Transylvania, for many conjours, up the image of Bram Stoker’s Dracula character based on Vlad the Impaler – a feared enemy of the region, thought to have killed in excess of 80,000 during his reign of terror. Thankfully the tourism industry here on the whole avoids the tacky, mass market merchandising that could detract from what is a fascinating part of the country.

The character of the many towns in the area reflects the changing patterns of settlers in the region and the defensive towers, hilltop citadels and fortified churches date to the Saxons migration to the area. Tourism is being developed around these locations, many are already UNESCO World Heritage sites and some are under major reconstruction. We have visited a number of the villages and towns on our travels through this region of the country, many share similarities but all different in their own way.
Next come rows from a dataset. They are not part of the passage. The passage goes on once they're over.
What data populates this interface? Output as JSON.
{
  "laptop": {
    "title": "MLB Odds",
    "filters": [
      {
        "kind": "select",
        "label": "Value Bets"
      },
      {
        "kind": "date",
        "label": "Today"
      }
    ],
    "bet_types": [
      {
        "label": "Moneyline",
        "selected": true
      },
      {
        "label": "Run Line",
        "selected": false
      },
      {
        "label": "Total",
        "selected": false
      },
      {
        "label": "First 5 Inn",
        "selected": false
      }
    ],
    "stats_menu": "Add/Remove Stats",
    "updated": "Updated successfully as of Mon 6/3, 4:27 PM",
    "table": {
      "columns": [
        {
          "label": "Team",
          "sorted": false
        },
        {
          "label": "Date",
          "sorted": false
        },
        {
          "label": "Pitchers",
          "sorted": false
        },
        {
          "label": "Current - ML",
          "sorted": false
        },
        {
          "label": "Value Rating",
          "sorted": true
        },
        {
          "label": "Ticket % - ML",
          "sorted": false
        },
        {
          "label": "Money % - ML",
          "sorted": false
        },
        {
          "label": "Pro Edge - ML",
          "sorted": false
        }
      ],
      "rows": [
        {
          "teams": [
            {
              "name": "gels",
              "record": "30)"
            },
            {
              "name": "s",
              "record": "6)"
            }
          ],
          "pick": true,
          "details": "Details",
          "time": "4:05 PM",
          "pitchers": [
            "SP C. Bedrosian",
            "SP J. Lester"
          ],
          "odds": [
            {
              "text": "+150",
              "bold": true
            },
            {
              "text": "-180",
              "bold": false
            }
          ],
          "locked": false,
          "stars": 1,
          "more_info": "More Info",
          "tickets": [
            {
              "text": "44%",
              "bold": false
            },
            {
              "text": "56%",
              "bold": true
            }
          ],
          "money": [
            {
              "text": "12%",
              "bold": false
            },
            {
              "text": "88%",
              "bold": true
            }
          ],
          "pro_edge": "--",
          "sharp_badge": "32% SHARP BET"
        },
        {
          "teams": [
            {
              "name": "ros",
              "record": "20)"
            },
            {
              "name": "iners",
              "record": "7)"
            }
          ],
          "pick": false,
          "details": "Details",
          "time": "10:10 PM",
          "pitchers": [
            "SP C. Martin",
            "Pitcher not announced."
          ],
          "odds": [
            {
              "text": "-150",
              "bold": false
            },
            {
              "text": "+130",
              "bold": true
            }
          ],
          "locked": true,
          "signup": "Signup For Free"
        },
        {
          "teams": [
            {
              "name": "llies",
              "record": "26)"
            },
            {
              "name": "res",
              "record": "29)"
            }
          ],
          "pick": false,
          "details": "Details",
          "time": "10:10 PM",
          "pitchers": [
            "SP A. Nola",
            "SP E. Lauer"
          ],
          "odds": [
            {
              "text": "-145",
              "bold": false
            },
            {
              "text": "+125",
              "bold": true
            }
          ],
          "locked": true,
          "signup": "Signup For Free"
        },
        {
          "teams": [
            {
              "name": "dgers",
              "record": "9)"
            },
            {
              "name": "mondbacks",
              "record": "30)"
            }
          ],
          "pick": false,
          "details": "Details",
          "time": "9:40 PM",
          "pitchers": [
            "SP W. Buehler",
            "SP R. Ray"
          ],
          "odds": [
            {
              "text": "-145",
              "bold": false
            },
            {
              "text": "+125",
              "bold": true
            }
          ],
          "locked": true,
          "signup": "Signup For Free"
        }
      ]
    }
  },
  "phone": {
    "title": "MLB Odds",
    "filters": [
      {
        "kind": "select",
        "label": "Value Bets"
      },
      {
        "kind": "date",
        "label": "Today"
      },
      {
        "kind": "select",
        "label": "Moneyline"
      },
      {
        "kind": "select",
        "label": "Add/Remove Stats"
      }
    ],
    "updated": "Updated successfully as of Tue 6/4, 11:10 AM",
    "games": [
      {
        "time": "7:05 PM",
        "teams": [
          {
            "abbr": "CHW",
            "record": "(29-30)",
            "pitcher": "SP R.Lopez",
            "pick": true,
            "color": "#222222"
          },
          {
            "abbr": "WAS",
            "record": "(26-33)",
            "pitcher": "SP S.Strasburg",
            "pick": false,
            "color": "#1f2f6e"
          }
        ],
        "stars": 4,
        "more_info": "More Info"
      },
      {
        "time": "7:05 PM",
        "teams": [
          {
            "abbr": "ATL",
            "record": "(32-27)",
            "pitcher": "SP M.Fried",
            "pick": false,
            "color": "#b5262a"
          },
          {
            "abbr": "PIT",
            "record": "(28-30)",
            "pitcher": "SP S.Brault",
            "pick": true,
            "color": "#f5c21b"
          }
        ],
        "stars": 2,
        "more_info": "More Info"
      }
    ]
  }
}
A charming city surrounded by old fortified walls with beautiful squares, narrow cobbled streets and lovely churches. Split into an upper and lower part of the town there are also a number of guild towers and we walked up to the top of the Council Tower to get a birds eye view of the city.

A tiny village south of Sibiu with a hilltop fortified church. Inside the partly renovated very plain church is an altar with marble plaques in memory of German soldiers who died in 1916 in battles around Sibiu.


Strategically located near the mountain pass this Saxon town has a large central square surrounded by merchant houses and dotted with churches. Fortress walls line the town beneath Mount Tampa. In case you’re not sure where you are they have a huge illuminated Braşov sign on the hillside – HOLLYWOOD style!


The castle here claims links with Vlad the Impaler, it’s impressive with many towers and ramparts and lies in a beautiful mountain setting but the tourist tat and Dracula tours didn’t appeal to us and we drove on out of town choosing not to stay at the rather ‘dead’ looking Vampire Camping site!


Approaching from the southeast you cannot fail to be impressed with the strategic positioning of the castle on a craggy outcrop with views across the countryside for miles. Under massive reconstruction we could only admire it from the outside but the newly finished car park made a great overnight stop for us and one of the best views to date from our ‘bedroom’ window as the floodlit castle glowed against the night sky.


Another impressive hilltop citadel which we walked up to through the village backstreets, pretty pastures and wooded lane. Although totally ruined we were able to wander around freely (the Health & Safety police would have a field day here) peering down into the unguarded 60m deep well, climbing steps up through archways and wandering around the crumbling towers. It was peaceful, beautiful and free.


Another Saxon influenced hilltop citadel with pastel coloured houses, cobbled streets, an understated town square and a number of cafés, hotels and sadly a few tourist tat shops. The Clock Tower has interesting  figurines and beautifully coloured roof tiles. With the absence in some areas of the town of cables, wires, signs and ariels there are sections where you really feel you are stepping back in time.